**What is required:** Would you work out how many of the lines below hold "sxiq" and reply with nothing but the number?

Data about app and page elements:
=== Begin Enclosure ===
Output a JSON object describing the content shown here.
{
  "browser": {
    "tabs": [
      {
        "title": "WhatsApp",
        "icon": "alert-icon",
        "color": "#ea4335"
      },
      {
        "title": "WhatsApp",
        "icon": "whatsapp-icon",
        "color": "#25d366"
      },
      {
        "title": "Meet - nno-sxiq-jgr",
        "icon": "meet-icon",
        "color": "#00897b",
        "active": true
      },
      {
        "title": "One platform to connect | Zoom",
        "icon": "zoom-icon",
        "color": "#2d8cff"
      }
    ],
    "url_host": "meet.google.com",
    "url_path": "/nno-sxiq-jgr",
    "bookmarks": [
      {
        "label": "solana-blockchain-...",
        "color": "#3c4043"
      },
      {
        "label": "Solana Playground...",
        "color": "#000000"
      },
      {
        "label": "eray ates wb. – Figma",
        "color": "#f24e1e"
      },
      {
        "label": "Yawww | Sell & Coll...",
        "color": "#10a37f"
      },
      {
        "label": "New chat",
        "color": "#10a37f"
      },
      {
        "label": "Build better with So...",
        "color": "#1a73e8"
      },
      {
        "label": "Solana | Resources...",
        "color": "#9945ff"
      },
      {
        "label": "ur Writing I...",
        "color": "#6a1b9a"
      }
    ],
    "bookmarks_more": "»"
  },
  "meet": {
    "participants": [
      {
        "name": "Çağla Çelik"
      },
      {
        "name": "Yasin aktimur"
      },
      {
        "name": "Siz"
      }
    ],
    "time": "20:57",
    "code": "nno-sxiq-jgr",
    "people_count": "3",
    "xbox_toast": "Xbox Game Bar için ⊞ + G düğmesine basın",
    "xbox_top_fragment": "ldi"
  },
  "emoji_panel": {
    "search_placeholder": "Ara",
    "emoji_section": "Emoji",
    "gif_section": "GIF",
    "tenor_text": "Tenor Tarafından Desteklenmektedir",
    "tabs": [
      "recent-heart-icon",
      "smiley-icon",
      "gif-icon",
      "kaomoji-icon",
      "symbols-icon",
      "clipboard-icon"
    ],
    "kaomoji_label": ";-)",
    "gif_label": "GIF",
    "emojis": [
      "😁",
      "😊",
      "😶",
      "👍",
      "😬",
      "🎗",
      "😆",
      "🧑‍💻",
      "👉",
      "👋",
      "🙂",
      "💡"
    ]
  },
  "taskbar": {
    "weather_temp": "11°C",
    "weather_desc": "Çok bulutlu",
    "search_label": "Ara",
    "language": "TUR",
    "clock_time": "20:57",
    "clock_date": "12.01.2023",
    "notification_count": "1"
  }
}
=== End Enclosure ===
**Task answer:** 3